And whatever your labors and aspirations, in the noisy confusion of life, keep peace in your soul. With all its sham, drudgery and broken dreams, it is still a beautiful world. Be cheerful. Strive to be happy.
From “Desiderata” by Max Ehrmann.
Photography ©Francis Moloney.
Even in the darkest of times, the light of the sun’s reflection will find us if we seek celestial guidance. Having been a keen amateur astronomer since the age of seven, when my father bought me my first telescope, my interest led me to discover that today’s full moon brings that mysterious globe closer to earth than it has ever been during my lifetime, or will be again until my 81st Birthday. This fact makes it a ‘Supermoon.’
I learned, back then, a Polish fairy tale about two boys, brothers, who stole the moon one night when it was hanging over their house, like it does in my pics. Fortunately for the moon, and everything else for that matter, I chose to leave it where it was. If I remember correctly, those two boys got into a whole lot of trouble for their misdeed.
The pics, were taken in September, with today’s post in mind. I expected it to be way too cold for me to head outdoors with a camera on any night in November. I hope you enjoyed them.
With thanks to all readers, peace from Amras.
This we know:
the earth does not belong to man;
man belongs to the earth.
This we know.”
Man spends the first third of his life in preparing himself for life—physically, mentally, and financially. He is always expecting, hoping, progressing, expanding—something big, something satisfying is going to happen. Consequently, his mind is open. He is happy. He is expressing. During the next third of his life, speaking of the average man, he marries, he has a family. His whole thought and emotion is spent here. But quite frequently, in the last third of his life he begins to meet with frustrations. When the time was that everyone believed in some kind of religion, he trusted to some kind of a future. Now this is more likely than not to be shaken. Dr. Jung, one of the world’s greatest psychologists, said: “As a physician I am convinced that it is hygienic—if I may use the word—to discover in death a goal towards which one can strive; and that shrinking away from it is something unhealthy and abnormal which robs the second half of life of its purpose.
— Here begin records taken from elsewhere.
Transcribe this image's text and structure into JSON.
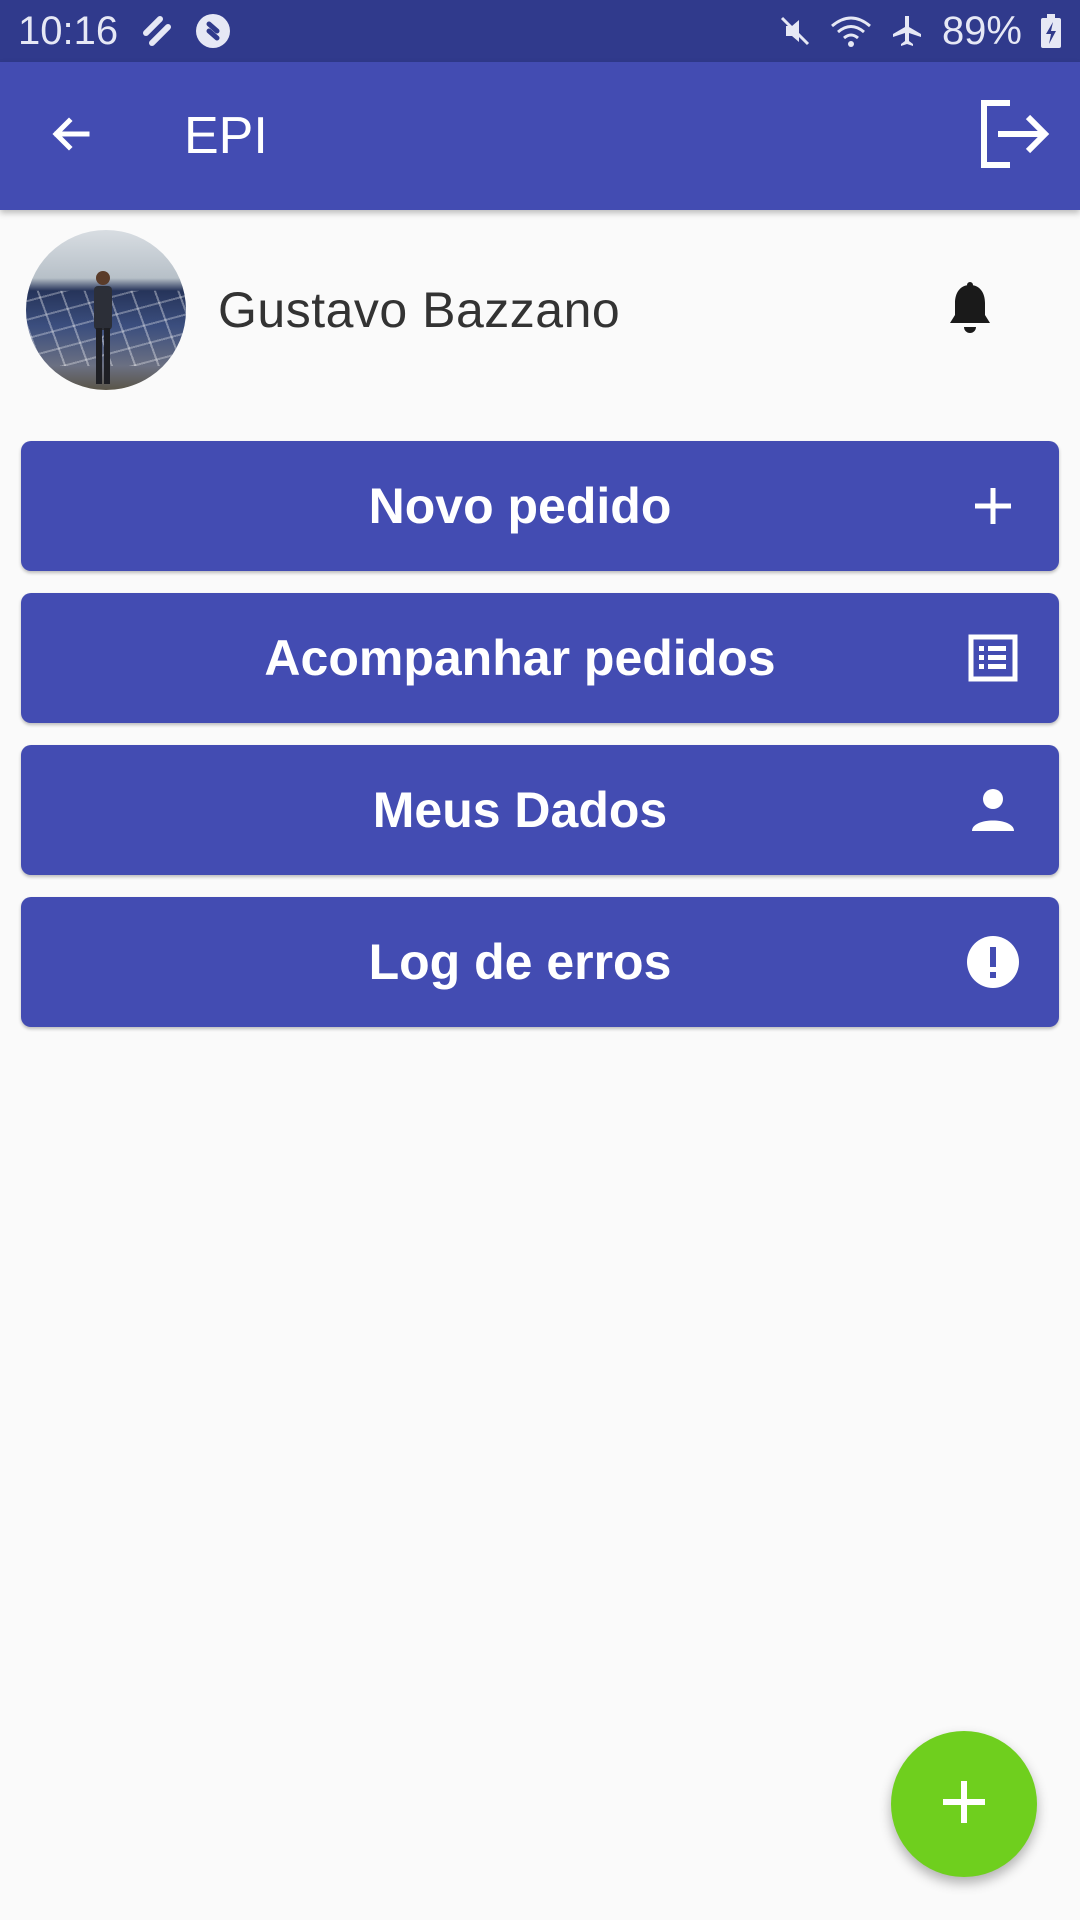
{
  "status_bar": {
    "time": "10:16",
    "battery": "89%",
    "icons": [
      "slack-like-icon",
      "shazam-icon",
      "mute-icon",
      "wifi-icon",
      "airplane-icon",
      "battery-charging-icon"
    ]
  },
  "app_bar": {
    "title": "EPI",
    "back_icon": "arrow-left-icon",
    "logout_icon": "logout-icon"
  },
  "profile": {
    "name": "Gustavo Bazzano",
    "bell_icon": "bell-icon"
  },
  "menu": [
    {
      "label": "Novo pedido",
      "icon": "plus-icon"
    },
    {
      "label": "Acompanhar pedidos",
      "icon": "list-icon"
    },
    {
      "label": "Meus Dados",
      "icon": "person-icon"
    },
    {
      "label": "Log de erros",
      "icon": "alert-icon"
    }
  ],
  "fab": {
    "icon": "plus-icon"
  },
  "colors": {
    "status_bar": "#303a8c",
    "primary": "#434cb2",
    "fab": "#6fcf1e",
    "background": "#fafafa"
  }
}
I therefore consider the religious teaching of a life hereafter consonant with the standpoint of psychic hygiene.” And people who do not have it will miss something, because during that last third of life there will be little to which they can look forward. That is why we often see the last third of a man’s life appear to decline when it should be another great experience and a subjective preparation for some- thing even more sublime.
In honour of our oneness, and of every season shared. Namaste to all, from Amras.
Arithmetic= Number in itself
Geometry= Number in space
Music/Harmonies= Number in time
Astronomy= Number in space and time
Artwork ©Francis Moloney.
The wind in the sycamore sounds like the sea,
And whispers can summer be over so soon?
The leaves singing softly, of what is to be,
Say so much depends on the sun and the moon.
To all good folk who pray for peace, so much depends on you. Sleep well tonight. Namaste from Amras.
Photography ©Amanda Moloney.